Task objective →
An exact, picture-free copy of the listing is required.

Data excerpts →
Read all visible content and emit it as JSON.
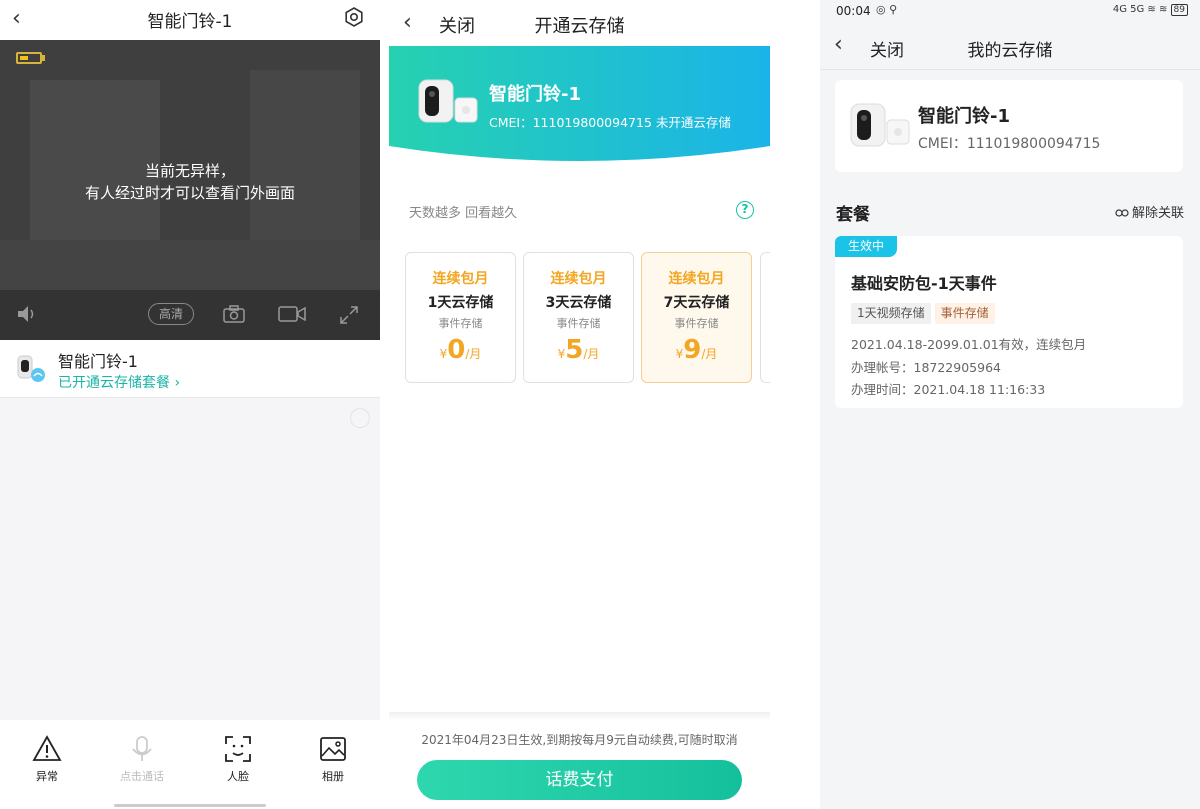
{
  "screen1": {
    "title": "智能门铃-1",
    "overlay_line1": "当前无异样，",
    "overlay_line2": "有人经过时才可以查看门外画面",
    "quality_label": "高清",
    "device_name": "智能门铃-1",
    "device_status": "已开通云存储套餐 ›",
    "tabs": [
      {
        "label": "异常",
        "icon": "warning-icon"
      },
      {
        "label": "点击通话",
        "icon": "microphone-icon"
      },
      {
        "label": "人脸",
        "icon": "face-scan-icon"
      },
      {
        "label": "相册",
        "icon": "photo-album-icon"
      }
    ]
  },
  "screen2": {
    "close_label": "关闭",
    "title": "开通云存储",
    "device_name": "智能门铃-1",
    "device_sub": "CMEI：111019800094715 未开通云存储",
    "hint": "天数越多 回看越久",
    "help": "?",
    "plans": [
      {
        "type": "连续包月",
        "days": "1天云存储",
        "event": "事件存储",
        "currency": "¥",
        "price": "0",
        "unit": "/月"
      },
      {
        "type": "连续包月",
        "days": "3天云存储",
        "event": "事件存储",
        "currency": "¥",
        "price": "5",
        "unit": "/月"
      },
      {
        "type": "连续包月",
        "days": "7天云存储",
        "event": "事件存储",
        "currency": "¥",
        "price": "9",
        "unit": "/月"
      }
    ],
    "footer_note": "2021年04月23日生效,到期按每月9元自动续费,可随时取消",
    "pay_button": "话费支付"
  },
  "screen3": {
    "status_time": "00:04",
    "status_net": "4G 5G",
    "battery": "89",
    "close_label": "关闭",
    "title": "我的云存储",
    "device_name": "智能门铃-1",
    "device_cmei": "CMEI：111019800094715",
    "section_title": "套餐",
    "unlink_label": "解除关联",
    "badge": "生效中",
    "plan_name": "基础安防包-1天事件",
    "tag1": "1天视频存储",
    "tag2": "事件存储",
    "validity": "2021.04.18-2099.01.01有效，连续包月",
    "account": "办理帐号：18722905964",
    "time": "办理时间：2021.04.18 11:16:33"
  },
  "colors": {
    "accent_teal": "#19b5a5",
    "price_orange": "#f3a622",
    "badge_blue": "#1bc3e6",
    "pay_green": "#14c09c"
  }
}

Response to this task →
Read all visible content and emit it as JSON.
{
  "screen1": {
    "title": "智能门铃-1",
    "overlay_line1": "当前无异样，",
    "overlay_line2": "有人经过时才可以查看门外画面",
    "quality_label": "高清",
    "device_name": "智能门铃-1",
    "device_status": "已开通云存储套餐 ›",
    "tabs": [
      {
        "label": "异常",
        "icon": "warning-icon"
      },
      {
        "label": "点击通话",
        "icon": "microphone-icon"
      },
      {
        "label": "人脸",
        "icon": "face-scan-icon"
      },
      {
        "label": "相册",
        "icon": "photo-album-icon"
      }
    ]
  },
  "screen2": {
    "close_label": "关闭",
    "title": "开通云存储",
    "device_name": "智能门铃-1",
    "device_sub": "CMEI：111019800094715 未开通云存储",
    "hint": "天数越多 回看越久",
    "help": "?",
    "plans": [
      {
        "type": "连续包月",
        "days": "1天云存储",
        "event": "事件存储",
        "currency": "¥",
        "price": "0",
        "unit": "/月"
      },
      {
        "type": "连续包月",
        "days": "3天云存储",
        "event": "事件存储",
        "currency": "¥",
        "price": "5",
        "unit": "/月"
      },
      {
        "type": "连续包月",
        "days": "7天云存储",
        "event": "事件存储",
        "currency": "¥",
        "price": "9",
        "unit": "/月"
      }
    ],
    "footer_note": "2021年04月23日生效,到期按每月9元自动续费,可随时取消",
    "pay_button": "话费支付"
  },
  "screen3": {
    "status_time": "00:04",
    "status_net": "4G 5G",
    "battery": "89",
    "close_label": "关闭",
    "title": "我的云存储",
    "device_name": "智能门铃-1",
    "device_cmei": "CMEI：111019800094715",
    "section_title": "套餐",
    "unlink_label": "解除关联",
    "badge": "生效中",
    "plan_name": "基础安防包-1天事件",
    "tag1": "1天视频存储",
    "tag2": "事件存储",
    "validity": "2021.04.18-2099.01.01有效，连续包月",
    "account": "办理帐号：18722905964",
    "time": "办理时间：2021.04.18 11:16:33"
  },
  "colors": {
    "accent_teal": "#19b5a5",
    "price_orange": "#f3a622",
    "badge_blue": "#1bc3e6",
    "pay_green": "#14c09c"
  }
}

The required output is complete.